- Throughout these Olympics, coaches have not been shy about requesting video replay to challenge referees’ calls. It was highly unusual, then, that the first video challenge in today’s match didn’t come until more than halfway through the third set. China coach Jenny Lang Ping correctly saw that an attack had grazed Kelly Murphy’s finger, which changed the score to 17-14 in favor of USA. Lang Ping made 3 more challenges, winning one and losing two. Karch Kiraly never asked for a replay.
- With USA trailing 12-9 in the first set, Kiraly called a timeout. “Just one thing,” he told his team. “Slow things down. You don’t need to get all the points back at once.” After a beat, he continued. “Make that two things.” After pointing out the obvious, that his team was serving terribly, he said, “you can choose to write a different story at any time.” After making six service errors that first set, USA made only six more the rest of the match.
- And endless string of bad serves probably cost Rachael Adams her starting middle blocker spot, at least for the moment. Adams entered the match with 17 service errors in her first four Olympic matches, and added two more in the first set. Kiraly replaced her the rest of the match with captain Christa Dietzen, who immediately missed her first serve, and another in the fourth. Kiraly used Courtney Thompson as a designated server in the final three sets. Thompson—who has no service errors in the Rio Olympics—continued that error-free streak against China, driving all five of her float serves into China’s libero, Li Lin.
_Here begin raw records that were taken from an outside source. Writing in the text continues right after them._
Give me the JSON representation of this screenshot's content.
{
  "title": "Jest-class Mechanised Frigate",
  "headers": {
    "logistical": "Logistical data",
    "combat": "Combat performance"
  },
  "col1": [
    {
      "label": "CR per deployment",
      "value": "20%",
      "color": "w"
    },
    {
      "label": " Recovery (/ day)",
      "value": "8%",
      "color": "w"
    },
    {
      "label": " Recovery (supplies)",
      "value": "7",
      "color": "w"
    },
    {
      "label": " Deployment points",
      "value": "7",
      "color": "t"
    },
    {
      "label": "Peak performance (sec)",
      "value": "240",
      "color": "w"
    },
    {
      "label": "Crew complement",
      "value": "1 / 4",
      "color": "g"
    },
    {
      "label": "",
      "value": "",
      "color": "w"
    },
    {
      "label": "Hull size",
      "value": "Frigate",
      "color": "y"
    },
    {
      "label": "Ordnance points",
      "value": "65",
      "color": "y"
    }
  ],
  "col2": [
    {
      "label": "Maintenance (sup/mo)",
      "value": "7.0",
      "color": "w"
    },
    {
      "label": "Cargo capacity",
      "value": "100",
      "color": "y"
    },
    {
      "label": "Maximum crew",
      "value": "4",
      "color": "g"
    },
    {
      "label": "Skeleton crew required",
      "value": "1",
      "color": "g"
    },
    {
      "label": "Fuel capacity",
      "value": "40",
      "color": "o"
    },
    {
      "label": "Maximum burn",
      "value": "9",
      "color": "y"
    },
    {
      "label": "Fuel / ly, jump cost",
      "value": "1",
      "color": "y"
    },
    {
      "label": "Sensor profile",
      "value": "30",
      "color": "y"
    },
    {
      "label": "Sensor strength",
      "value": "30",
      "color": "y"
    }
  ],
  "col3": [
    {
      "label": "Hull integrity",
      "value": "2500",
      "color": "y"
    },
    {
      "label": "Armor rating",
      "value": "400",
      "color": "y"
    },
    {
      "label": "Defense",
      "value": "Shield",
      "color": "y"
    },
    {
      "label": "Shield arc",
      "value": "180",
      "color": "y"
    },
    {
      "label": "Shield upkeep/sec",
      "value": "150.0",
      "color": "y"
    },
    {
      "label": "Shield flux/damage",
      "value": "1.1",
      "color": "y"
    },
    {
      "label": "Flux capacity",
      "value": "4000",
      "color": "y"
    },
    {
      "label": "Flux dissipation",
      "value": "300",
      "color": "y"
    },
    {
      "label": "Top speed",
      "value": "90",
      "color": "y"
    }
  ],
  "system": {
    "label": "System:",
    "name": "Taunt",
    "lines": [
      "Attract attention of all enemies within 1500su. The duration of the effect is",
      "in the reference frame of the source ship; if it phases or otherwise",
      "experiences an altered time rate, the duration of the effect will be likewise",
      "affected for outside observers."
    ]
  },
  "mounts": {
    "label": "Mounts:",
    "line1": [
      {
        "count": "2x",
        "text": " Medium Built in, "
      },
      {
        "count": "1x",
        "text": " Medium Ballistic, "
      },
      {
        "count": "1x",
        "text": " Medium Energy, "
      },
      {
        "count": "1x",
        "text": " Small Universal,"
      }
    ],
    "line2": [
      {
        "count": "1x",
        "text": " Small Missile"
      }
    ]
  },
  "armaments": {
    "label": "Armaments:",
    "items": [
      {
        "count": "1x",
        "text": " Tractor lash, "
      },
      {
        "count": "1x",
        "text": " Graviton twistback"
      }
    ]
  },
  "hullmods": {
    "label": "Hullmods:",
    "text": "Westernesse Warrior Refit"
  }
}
- USA finished Pool B with a 5-0 record and 14 points and will face the fourth-place Pool A team, Japan (2-3, 6 points.) Netherlands (4-1, 11 points) was second and will face South Korea (3-2, 9 points) in the quarterfinals. Serbia (3-2, 10 points) finished third and will face Russia (4-1, 12 points). China (2-3, 7 points) is fourth, and meets Pool A winner Brazil (5-0, 15 points).